During Manchester Policy Week 2013, Professor Jill Rubery joined IPPR North and members of the public to discuss the increasing use of zero hours contracts. In this article she explores some of the issues that arose from that event, and argues the key policy issue is how to get employers to accept more responsibility for the real costs of labour.
We take the notion of a job for granted. It is what the unemployed are told to go out and find – even if instead of ‘getting on a bike’ they are now expected to spend 35 hours a week searching for jobs online at Job Centres.
Quitting a job also carries penalties. If you’re unhappy at work you’d better get a new job before quitting or be willing to wait several weeks for benefits. But what does it mean to quit a zero hours job and how do zero hours jobs fit into this notion of a job as an alternative to benefits?
Back in the 1990s it became clear that there was a structural problem with the labour market in that most jobs available to be filled by the unemployed were part-time jobs paid at low wages. These were hardly attractive to the unemployed – in short it did not pay to work.
Along came Gordon Brown’s working tax credits to fix the problem, by topping up wages to match and exceed what individuals or families could get on benefits. Yet for jobs to qualify they had to guarantee at least sixteen hours of work a week.
Now we have a new problem that many of the jobs available in service industries – the most likely to grow and absorb the unemployed – are being constructed on a zero hour basis and hardly offer a viable alternative to benefits; they might provide work one week but not the next week.
Currently the unemployed are not obliged to take a zero hours jobs – or at least that is what Lord Freud said though Duncan Smith was less clear in his answer – but many of the unemployed may be tempted to risk it anyway as anything may be better than spending 35 hours in the Job Centre (at least that is what the government is hoping the reaction will be).
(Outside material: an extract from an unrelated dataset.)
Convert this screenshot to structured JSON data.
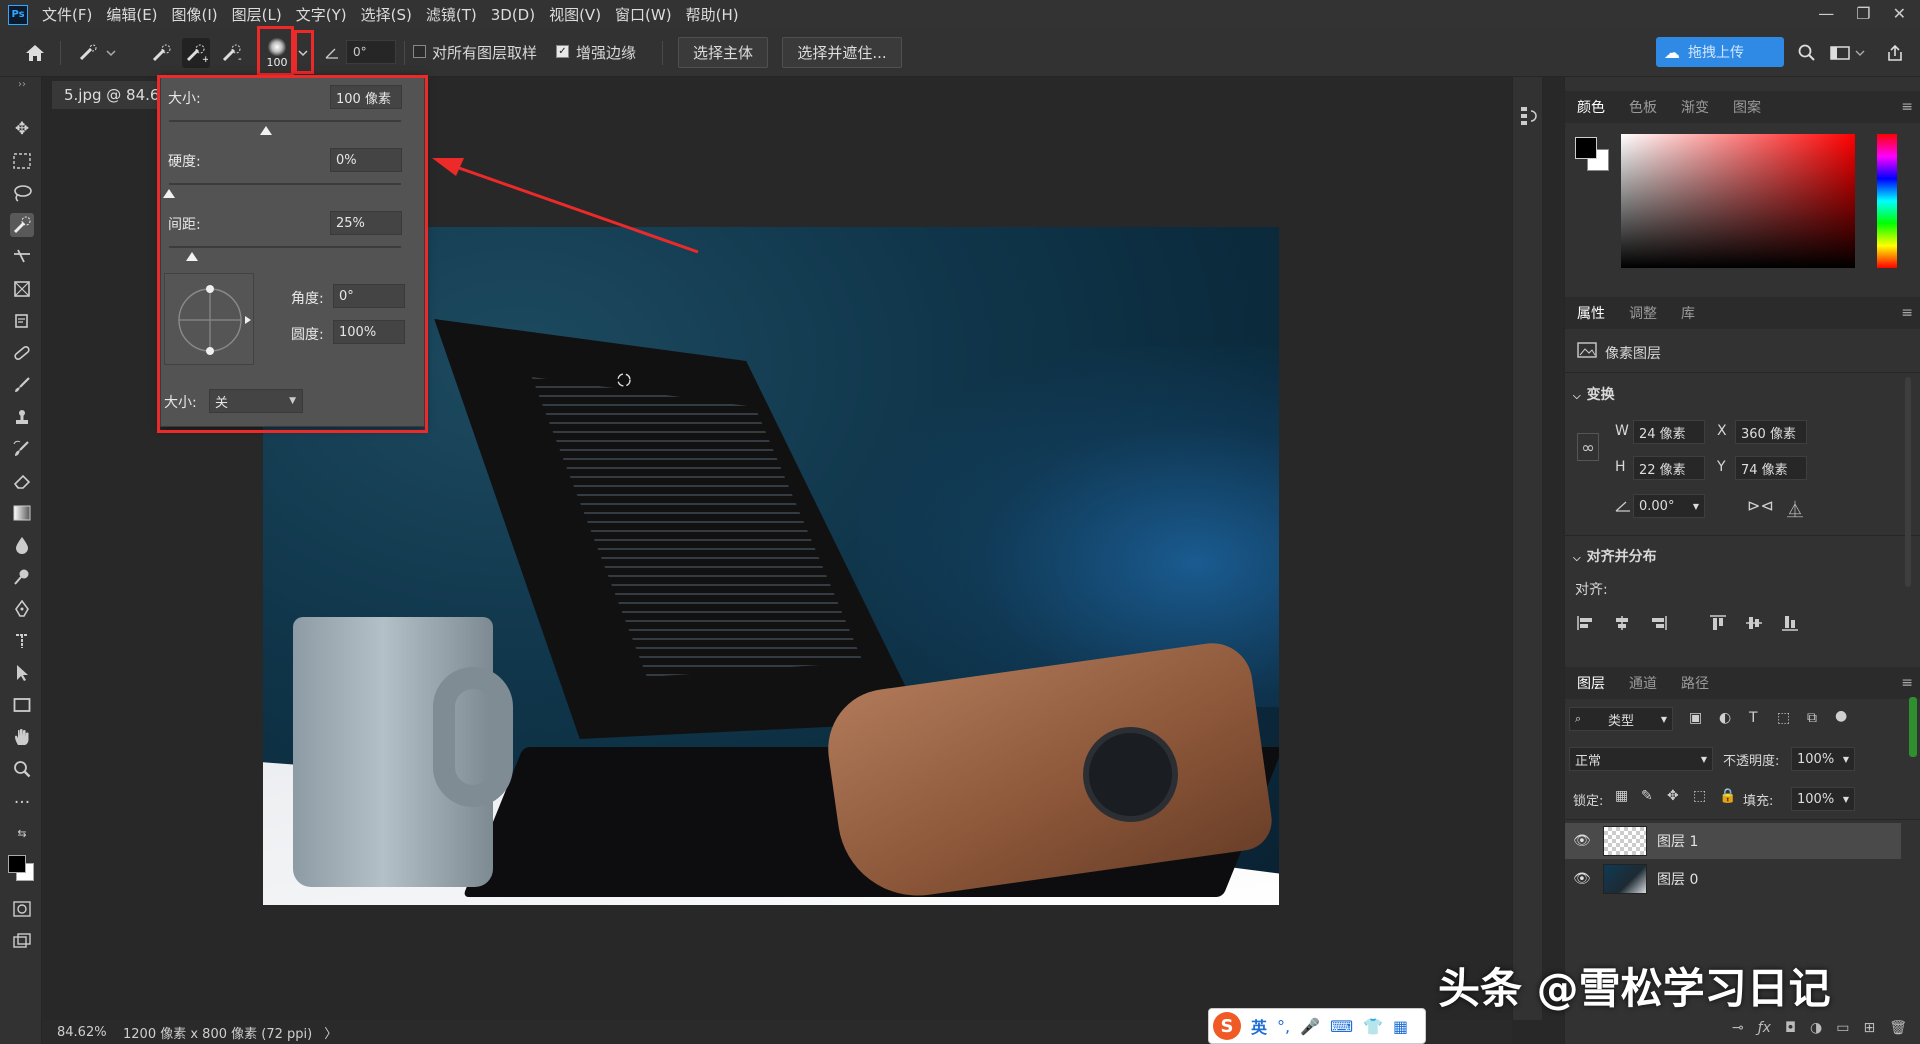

The problem is that the newly employed person faces severe financial risks. What might happen if they are not offered enough shifts on a zero hours contract to survive?
In principle they can sign on if temporarily laid off but the hassle of so-doing perhaps every other week makes this hardly feasible. Also signing on implies willingness to be available for and to look for all other forms of work, which is likely to make them unavailable for work if a shift is actually offered by their zero hours employer.
Universal Credit will – if it ever is implemented- make things potentially simpler for the unemployed person but the implications for the tax payer are unclear. Gone will be the 16 hours threshold before a job counts for tax credits.
However, this kind of flexible credit may well encourage even more firms to put all the burden of flexible demands onto the tax payer. We may see employers varying hours of paid work for their employees as they know that the gap between what they are paying and what the person and/or their family need to live on will be made up through the tax credits.
But welfare recipients working less than full-time will also have to spend their available time looking for extra work, which again might make them unavailable for the variable shifts associated with zero hours. So either the state will be bailing out the employers of those on zero hours contracts by topping up wages, or the universal credit conditions will make it impossible for those eligible for the credit to take on such jobs.
The key policy issue is how to get employers to accept some more responsibility for the real costs of labour. The first thing to do is to stop subsidising employers who provide short hours or low paid jobs by allowing them not to pay national insurance contributions on the first £109 of wages.
Employers’ national insurance contributions could be converted into a flat levy on their total pay bill. This would give us not only have a more level playing field among employers but we could also use the levy to incentivise employers to be more responsible by imposing penalties for zero hours or tax reductions for guaranteed hours. In short we need to find new ways to make employers pay for the costs of their flexible demands.
Another possibility is adding a supplement to the national minimum wage as applies in Australia or introducing a minimum work period. Another innovation could be a rolling contract to limit wild fluctuations in earnings; for example employers could be required to guarantee hours for a current three month period equal to at least 80 per cent of the hours worked in the previous three months to provide employees with some security. This would still allow some flexibility to deal with peaks and troughs.
Average hours should already be monitored to comply with restrictions on long hours under the working time directive. Here the focus would be on restricting the offer of too few hours. Alongside new measures, enforcement of existing rights could be improved; for example payment of holidays and the right for benefit recipients not to have to take a zero hours job.
If we seriously want to move people off benefits to reduce risks of long term poverty then it is vital that new jobs are not constructed in ways that either exclude the unemployed or put all the costs onto the state.
We need new levers to change the behaviour of employers – but actions to restrict the freedoms of employers have become the new taboo. Moreover, if work is increasingly organised on a spot contract basis, the more we will be told that a welfare state is not affordable.
Actions to end the spread of zero hours contracts are thus essential if the notion of a job is to retain its meaning and if we are to continue to provide some security to those without a job.